What wellness looks like in the North
The Northern Ontario School of Medicine is prioritizing personal wellness—including the benefits of time spent in nature—in an effort to impact change across the wider culture of medicine, starting early with medical students and residents. It comes at a time when evidence-based studies on the benefits of nature are, for the first time, being prescribed to patients across Ontario.
“Forming lasting healthy habits that start during medical education and role modelling those habits amongst peers in the medical profession and to our patients is formative. For example, recognizing the personal benefits you feel after a hike on a trail or a swim in the lake is actually a remedy to combat stress, anxiety and burnout,” says Dr. Lee Toner, NOSM Interim Associate Dean, Undergraduate Medical Education.
In a recent Northern Routes blog, Dr. Sarita Verma, NOSM’s Dean, President and CEO, encouraged everyone in the School community to take a breath and consider the gifts of the natural world outside. “The next time you find yourself outside, inhale deeply. There is almost no pollution in the air this winter. The crisp, clean air is the equivalent to winning the lottery. It’s a great feeling.”
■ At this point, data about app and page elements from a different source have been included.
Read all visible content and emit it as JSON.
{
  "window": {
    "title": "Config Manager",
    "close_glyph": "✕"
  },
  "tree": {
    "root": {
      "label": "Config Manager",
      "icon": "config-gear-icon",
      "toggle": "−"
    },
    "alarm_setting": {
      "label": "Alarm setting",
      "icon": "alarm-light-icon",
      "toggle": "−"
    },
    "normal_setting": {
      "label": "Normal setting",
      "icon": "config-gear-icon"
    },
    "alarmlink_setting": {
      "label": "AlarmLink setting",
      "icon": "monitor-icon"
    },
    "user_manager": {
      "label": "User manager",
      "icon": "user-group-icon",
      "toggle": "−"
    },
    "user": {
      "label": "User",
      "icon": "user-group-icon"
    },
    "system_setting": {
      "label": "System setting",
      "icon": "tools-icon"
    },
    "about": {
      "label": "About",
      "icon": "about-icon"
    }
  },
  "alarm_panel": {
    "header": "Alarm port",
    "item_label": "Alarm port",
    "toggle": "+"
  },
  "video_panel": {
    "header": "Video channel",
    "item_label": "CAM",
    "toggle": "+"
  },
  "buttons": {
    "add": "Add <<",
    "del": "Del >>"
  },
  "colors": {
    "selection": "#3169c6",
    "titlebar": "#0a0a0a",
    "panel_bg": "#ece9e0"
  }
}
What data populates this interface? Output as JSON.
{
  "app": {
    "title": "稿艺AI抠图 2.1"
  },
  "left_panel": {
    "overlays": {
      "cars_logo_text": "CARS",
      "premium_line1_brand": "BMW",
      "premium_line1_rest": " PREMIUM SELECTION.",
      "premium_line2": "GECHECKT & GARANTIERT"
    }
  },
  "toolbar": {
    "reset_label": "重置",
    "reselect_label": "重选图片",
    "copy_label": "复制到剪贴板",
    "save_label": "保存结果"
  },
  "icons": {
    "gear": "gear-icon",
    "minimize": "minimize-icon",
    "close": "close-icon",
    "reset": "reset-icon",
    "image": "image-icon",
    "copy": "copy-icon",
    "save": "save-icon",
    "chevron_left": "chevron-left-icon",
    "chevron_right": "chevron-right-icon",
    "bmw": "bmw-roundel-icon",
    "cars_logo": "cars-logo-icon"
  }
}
Lyndon Letwin, second-year NOSM medical student, says he feels relaxed, satisfied, accomplished, reconnected, and refocused after spending time in nature. “I find it does make me a better student. The online learning environment has made it more difficult to concentrate when I have pent up energy, so any outing greatly aids in my ability to maintain a calm mind, focused work ethic, and elevated mood.”
First-year NOSM medical student, Jamie Thompson, is a Métis, French-speaking student from Manitouwadge who is active outdoors and enjoys sharing social media posts about her adventures. She says the experience refreshes her body and mind. “A long day of camping or hiking always improves my wellness significantly. There’s something about being outside, unconnected, without distractions, that really gets rid of my background thoughts, worries, and brain fog.”
She is one of an up-and-coming generation of future physicians who have experienced an intense shift into online learning during the COVID-19 pandemic. Time outdoors is helping all NOSM learners endure long hours of online study.
“I definitely recommend getting outside for anyone because we need to take breaks,” says Jamie. “This is especially true in a COVID-19 world, where all of our social, education, and work life is on screens. Even just to get out and do a quick walk around your neighborhood, getting the blood pumping, some vitamin D, and those endorphins can help both your body and your mind when you get back to the tasks at hand.”
The hope is that in this new culture of medicine—where breaks are designed to improve performance and mental health—will become more professionally acceptable and encouraged in an environment where residents continue to endure 24-hour shifts and overnight study sessions. And it’s not limited to time in nature. Ways of feeling better could include exercise, activities, hobbies or interests that help individuals or learners feel renewed or refreshed. In addition to being outdoors, Jamie also enjoys traditional beadwork.
“I think it’s really important to take that time for wellness in its variety of forms in medical school, and I would certainly say it’s becoming more accepted,” says Jamie.
Read more on this topic:
- Ontario doctors set to turn over a new leaf with program that lets them prescribe ‘nature’ to ailing patients
- Visit the PaRx website: People who spend at least two hours in nature each week report significantly better health and wellbeing.
- B.C. Doctors are now prescribing nature to boost patient health; The parks prescription program is the first of its kind in Canada.